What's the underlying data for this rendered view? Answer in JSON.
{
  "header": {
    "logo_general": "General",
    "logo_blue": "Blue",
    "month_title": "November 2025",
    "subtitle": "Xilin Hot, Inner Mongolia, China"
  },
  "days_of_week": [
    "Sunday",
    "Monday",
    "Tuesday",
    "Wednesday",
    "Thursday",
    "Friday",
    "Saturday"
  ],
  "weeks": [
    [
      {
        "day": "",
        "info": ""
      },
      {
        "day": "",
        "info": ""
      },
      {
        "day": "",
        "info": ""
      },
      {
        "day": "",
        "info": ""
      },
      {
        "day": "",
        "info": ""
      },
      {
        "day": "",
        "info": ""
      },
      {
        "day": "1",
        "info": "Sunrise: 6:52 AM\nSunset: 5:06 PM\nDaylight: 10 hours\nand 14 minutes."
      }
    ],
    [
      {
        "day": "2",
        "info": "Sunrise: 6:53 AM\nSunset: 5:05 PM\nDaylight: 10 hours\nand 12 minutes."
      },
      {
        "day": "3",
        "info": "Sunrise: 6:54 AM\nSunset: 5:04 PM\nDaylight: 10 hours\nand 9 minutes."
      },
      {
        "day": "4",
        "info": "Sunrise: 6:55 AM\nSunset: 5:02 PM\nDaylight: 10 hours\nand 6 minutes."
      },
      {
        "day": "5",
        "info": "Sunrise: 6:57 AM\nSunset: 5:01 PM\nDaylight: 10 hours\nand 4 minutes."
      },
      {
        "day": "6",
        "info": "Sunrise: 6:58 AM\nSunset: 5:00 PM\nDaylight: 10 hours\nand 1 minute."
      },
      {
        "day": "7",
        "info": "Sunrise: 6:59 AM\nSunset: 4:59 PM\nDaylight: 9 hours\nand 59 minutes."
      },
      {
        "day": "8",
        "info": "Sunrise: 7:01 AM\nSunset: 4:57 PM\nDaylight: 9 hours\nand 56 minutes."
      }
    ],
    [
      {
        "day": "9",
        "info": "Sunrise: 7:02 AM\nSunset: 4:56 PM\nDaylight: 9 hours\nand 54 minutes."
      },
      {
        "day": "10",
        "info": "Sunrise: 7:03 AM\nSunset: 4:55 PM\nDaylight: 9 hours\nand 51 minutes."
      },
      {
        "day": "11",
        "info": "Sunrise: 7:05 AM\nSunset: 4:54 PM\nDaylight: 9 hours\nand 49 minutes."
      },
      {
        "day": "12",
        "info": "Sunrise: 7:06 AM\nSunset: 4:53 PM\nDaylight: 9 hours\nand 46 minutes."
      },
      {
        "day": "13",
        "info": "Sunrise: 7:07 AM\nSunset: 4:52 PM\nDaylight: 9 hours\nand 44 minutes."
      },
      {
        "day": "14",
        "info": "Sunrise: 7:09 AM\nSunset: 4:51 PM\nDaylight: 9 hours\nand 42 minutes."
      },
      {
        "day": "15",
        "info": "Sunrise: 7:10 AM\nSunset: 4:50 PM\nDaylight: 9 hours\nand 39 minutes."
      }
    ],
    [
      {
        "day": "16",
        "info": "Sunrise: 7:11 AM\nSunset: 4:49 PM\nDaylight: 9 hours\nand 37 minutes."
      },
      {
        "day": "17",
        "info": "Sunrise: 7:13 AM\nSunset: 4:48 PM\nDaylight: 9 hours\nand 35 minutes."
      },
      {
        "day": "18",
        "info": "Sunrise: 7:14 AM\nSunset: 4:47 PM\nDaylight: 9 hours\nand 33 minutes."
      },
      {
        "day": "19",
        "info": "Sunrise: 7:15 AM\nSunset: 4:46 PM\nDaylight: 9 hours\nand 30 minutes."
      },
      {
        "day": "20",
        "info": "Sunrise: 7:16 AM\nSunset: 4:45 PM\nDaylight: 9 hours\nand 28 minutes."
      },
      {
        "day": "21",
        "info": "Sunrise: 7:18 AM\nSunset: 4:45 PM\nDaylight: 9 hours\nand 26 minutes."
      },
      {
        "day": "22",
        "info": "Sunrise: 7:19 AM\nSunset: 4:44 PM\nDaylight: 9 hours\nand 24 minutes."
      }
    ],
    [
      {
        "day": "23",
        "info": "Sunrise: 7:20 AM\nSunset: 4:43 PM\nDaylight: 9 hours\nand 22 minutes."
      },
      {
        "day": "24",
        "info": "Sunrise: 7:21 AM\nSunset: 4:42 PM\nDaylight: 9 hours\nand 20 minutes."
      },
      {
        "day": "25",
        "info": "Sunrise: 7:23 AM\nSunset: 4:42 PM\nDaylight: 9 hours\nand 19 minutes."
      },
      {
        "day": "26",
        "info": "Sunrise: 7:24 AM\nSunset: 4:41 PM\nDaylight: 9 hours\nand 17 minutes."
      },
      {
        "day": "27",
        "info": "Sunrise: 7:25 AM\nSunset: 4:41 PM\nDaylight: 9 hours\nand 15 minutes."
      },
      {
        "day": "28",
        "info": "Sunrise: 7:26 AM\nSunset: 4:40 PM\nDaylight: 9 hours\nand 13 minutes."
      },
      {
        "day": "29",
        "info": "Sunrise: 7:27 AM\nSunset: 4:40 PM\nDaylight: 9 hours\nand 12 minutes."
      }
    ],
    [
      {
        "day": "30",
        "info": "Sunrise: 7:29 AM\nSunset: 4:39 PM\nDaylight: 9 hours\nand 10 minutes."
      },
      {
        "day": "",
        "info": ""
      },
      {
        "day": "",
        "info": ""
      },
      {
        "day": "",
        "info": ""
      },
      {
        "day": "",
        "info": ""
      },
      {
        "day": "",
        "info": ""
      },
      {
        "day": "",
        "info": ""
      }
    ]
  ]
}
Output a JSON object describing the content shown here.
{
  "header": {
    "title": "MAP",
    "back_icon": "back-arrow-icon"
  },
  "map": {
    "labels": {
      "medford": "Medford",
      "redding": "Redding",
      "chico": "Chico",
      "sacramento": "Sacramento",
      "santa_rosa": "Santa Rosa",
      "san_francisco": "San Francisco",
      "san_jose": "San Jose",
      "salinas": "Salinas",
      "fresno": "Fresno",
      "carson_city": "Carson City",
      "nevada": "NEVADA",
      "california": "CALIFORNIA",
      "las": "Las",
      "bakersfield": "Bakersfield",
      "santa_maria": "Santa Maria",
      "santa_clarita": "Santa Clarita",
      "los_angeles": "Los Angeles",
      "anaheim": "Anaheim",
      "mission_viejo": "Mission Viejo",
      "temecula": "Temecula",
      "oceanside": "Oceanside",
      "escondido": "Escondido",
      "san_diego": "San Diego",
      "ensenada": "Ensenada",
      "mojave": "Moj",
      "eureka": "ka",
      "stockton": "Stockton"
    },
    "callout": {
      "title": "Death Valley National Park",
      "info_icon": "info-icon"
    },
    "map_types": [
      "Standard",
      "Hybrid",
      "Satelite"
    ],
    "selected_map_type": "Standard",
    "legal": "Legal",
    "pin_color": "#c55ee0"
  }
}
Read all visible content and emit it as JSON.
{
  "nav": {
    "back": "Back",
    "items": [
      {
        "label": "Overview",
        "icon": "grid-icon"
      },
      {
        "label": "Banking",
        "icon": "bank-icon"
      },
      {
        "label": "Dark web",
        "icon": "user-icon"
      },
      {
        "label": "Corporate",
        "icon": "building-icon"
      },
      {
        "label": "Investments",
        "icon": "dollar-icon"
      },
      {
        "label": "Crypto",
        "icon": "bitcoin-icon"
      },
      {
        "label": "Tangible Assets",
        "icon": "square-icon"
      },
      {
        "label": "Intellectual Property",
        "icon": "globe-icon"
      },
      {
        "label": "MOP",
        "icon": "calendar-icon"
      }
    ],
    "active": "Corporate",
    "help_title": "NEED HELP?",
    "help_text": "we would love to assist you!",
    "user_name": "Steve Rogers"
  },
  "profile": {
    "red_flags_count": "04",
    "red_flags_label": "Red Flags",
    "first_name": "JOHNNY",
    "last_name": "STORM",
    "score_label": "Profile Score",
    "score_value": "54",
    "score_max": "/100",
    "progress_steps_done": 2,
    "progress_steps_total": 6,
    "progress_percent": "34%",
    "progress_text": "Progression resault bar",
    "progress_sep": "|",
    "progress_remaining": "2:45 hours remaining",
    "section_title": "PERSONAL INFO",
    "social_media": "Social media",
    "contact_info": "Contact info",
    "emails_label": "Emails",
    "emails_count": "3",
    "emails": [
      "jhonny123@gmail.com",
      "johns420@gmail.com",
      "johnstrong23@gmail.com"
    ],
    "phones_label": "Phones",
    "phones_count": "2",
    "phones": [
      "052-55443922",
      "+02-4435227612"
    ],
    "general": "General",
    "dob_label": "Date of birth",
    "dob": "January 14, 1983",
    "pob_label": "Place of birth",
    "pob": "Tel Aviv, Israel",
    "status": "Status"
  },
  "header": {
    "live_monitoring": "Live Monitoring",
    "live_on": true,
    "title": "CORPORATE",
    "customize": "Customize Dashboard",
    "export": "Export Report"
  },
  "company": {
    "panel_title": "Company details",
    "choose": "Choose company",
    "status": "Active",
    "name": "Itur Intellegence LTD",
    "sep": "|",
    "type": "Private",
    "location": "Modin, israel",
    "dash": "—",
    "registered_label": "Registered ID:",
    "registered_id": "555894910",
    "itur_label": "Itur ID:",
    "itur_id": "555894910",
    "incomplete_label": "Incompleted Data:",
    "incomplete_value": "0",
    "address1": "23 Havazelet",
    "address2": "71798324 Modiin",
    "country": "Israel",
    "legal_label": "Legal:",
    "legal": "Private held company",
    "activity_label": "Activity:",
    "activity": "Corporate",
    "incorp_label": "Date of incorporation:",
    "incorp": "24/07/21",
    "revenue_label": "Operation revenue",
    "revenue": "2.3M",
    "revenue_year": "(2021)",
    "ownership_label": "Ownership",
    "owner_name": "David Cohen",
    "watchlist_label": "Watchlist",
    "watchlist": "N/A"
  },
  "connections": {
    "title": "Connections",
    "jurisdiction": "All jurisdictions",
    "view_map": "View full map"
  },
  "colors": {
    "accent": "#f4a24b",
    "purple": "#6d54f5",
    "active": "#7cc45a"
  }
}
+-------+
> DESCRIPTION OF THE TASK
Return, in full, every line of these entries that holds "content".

> RESULT FOR THIS EXERCISE
Output a JSON object describing the content shown here.
Read all visible content and emit it as JSON.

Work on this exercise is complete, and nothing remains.